North Indian chutneys are mostly made from wet, raw ingredients though we do have a few cooked ones such as mango and pineapple relishes, with longer shelf lives. But I can’t think of a chutney in the manner of chunky chutney-podis that are found in abundance as soon as you move south of the Vindhyas. Everything and anything seems to offer an opportunity to be roasted or sauteed and ground into one! From seeds and leaves, to peels and dried seafood, the possibilities seem endless once you add a little spice and a chili. They could be sweet and tart, or hot and pungent, introducing vital micro-nutrients in a casual way to balance the flavours and nutrition on the plate.
I was recently in Aurangabad mixing work and leisure.
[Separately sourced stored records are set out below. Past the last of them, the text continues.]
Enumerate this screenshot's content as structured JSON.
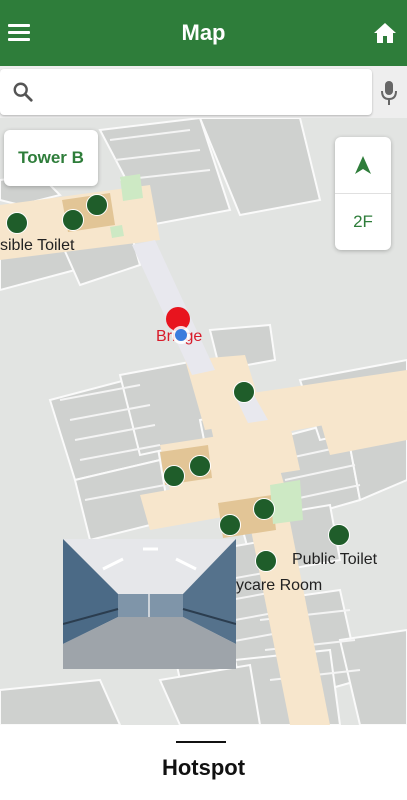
{
  "header": {
    "title": "Map",
    "menu_icon": "menu-icon",
    "home_icon": "home-icon"
  },
  "search": {
    "value": "",
    "placeholder": "",
    "search_icon": "search-icon",
    "mic_icon": "mic-icon"
  },
  "map": {
    "building": "Tower B",
    "floor": "2F",
    "compass_icon": "north-arrow-icon",
    "labels": {
      "accessible_toilet": "sible Toilet",
      "bridge": "Bridge",
      "public_toilet": "Public Toilet",
      "daycare_room": "ycare Room"
    },
    "colors": {
      "walkway": "#f7e6cc",
      "bridge": "#e8e8ee",
      "room": "#cfd1cf",
      "lift_area": "#e2c596",
      "green_area": "#cde9c4",
      "poi": "#1f5d2a",
      "pin": "#e8141e",
      "location": "#3b7ddd"
    }
  },
  "bottom_sheet": {
    "title": "Hotspot"
  }
}
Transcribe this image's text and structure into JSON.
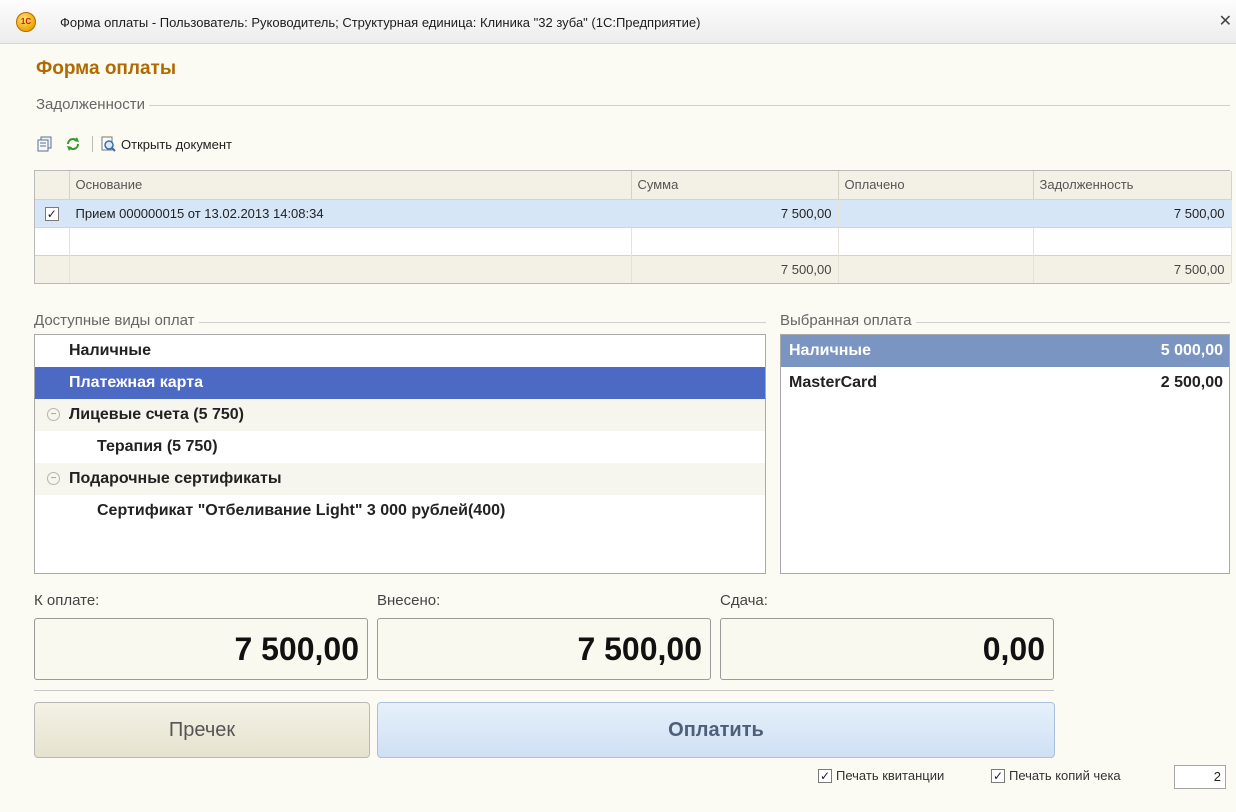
{
  "window": {
    "app_logo": "1С",
    "title": "Форма оплаты - Пользователь: Руководитель;  Структурная единица: Клиника \"32 зуба\"  (1С:Предприятие)",
    "close": "✕"
  },
  "form_title": "Форма оплаты",
  "debts": {
    "group_label": "Задолженности",
    "toolbar": {
      "open_doc_label": "Открыть документ"
    },
    "columns": [
      "Основание",
      "Сумма",
      "Оплачено",
      "Задолженность"
    ],
    "rows": [
      {
        "checked": "✓",
        "basis": "Прием 000000015 от 13.02.2013 14:08:34",
        "sum": "7 500,00",
        "paid": "",
        "debt": "7 500,00"
      }
    ],
    "totals": {
      "sum": "7 500,00",
      "paid": "",
      "debt": "7 500,00"
    }
  },
  "available": {
    "group_label": "Доступные виды оплат",
    "items": [
      {
        "label": "Наличные"
      },
      {
        "label": "Платежная карта"
      },
      {
        "label": "Лицевые счета (5 750)",
        "toggle": "−"
      },
      {
        "label": "Терапия (5 750)"
      },
      {
        "label": "Подарочные сертификаты",
        "toggle": "−"
      },
      {
        "label": "Сертификат \"Отбеливание Light\" 3 000 рублей(400)"
      }
    ]
  },
  "selected": {
    "group_label": "Выбранная оплата",
    "items": [
      {
        "label": "Наличные",
        "amount": "5 000,00"
      },
      {
        "label": "MasterCard",
        "amount": "2 500,00"
      }
    ]
  },
  "totals": {
    "to_pay_label": "К оплате:",
    "to_pay": "7 500,00",
    "paid_in_label": "Внесено:",
    "paid_in": "7 500,00",
    "change_label": "Сдача:",
    "change": "0,00"
  },
  "buttons": {
    "precheck": "Пречек",
    "pay": "Оплатить"
  },
  "options": {
    "print_receipt_label": "Печать квитанции",
    "print_receipt_check": "✓",
    "print_copies_label": "Печать копий чека",
    "print_copies_check": "✓",
    "copies_count": "2"
  }
}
Prasad and Anagha live there. A few phone calls back and forth and it looked like the old gang (remember Valley of Flowers?) would get together for the weekend after I had served my official time with the students. Vijay joined us on Friday, and Anju and Kiran drove down from Pune early Saturday morning. Anagha is an excellent cook and host. We ate and we drank, and cooked lachha paranthas together. The meals were rounded off with nightly visits to Tara Pan Center, an Aurangabad landmark. Sharfubhai, the owner, has built up the business from scratch in a little over 30 years. This place is a mecca for pan aficionados and features over 50 types of pan (pronounced pa-ahn) with betel leaves sourced from all over the country to create the distinctive pans.
The peanut chutney I’m sharing with you today is the one Anagha always keeps a ready stock of. Peanuts are the star in this one and need no help from pungent garlic though I’m sure there must exist a version with that. In Maharashtrian and Gujarati cuisine, especially in the vegetarian traditions there is abundant use of protein-rich legumes with a special place for peanuts. It’s added to dals and curries, sprinkled on to salads, mixed into fried snack foods (sabudana vada comes to mind), ground to make amti on its own, and added to many chutneys.
I asked Anagha for her mother-in-law’s recipe for this spectacular peanut chutney. She did better; she made it fresh for us on the final day of our visit. That morning she also took me shopping for new ingredients and fresh vegetables including the oily Sangli peanuts needed for this chutney. I had bought fresh cucumbers and green tomatoes while crisscrossing through the district earlier in the week. She used the green tomatoes to prepare another chutney that also used a generous amount of roasted and ground peanuts.
Ayurveda ascribes pitta or heating quality to peanuts. The generous addition of cumin balances that giving us a condiment that can be consumed in hot climates without causing pitta-imbalance. This is also the reason why peanuts are consumed only in the winter in Northern India that actually has such a season. 😉
500 gms peanuts, freshly roasted and skinned
2 T cumin seeds
1/2 teaspoon hing
red chili powder (medium-hot), 2 t or to taste
salt (to taste)
Use a mixie only if you so not possess a mamdasta, the Indian heavy-duty metal pestle and mortar, for pounding this chutney to get the right texture. To the mortar first add the cumin, hing, chili powder, and salt, and pound till the cumin is crushed and aromatic. Add the peanuts and pound till the peanuts are crushed and release their oil. Chutney tayyar! Serve as part of a Maharashtrian meal or with breakfast – in sandwiches, or as I sometimes do, with multi-grain cheelas. This chutney is great with everything. [Even on its own.]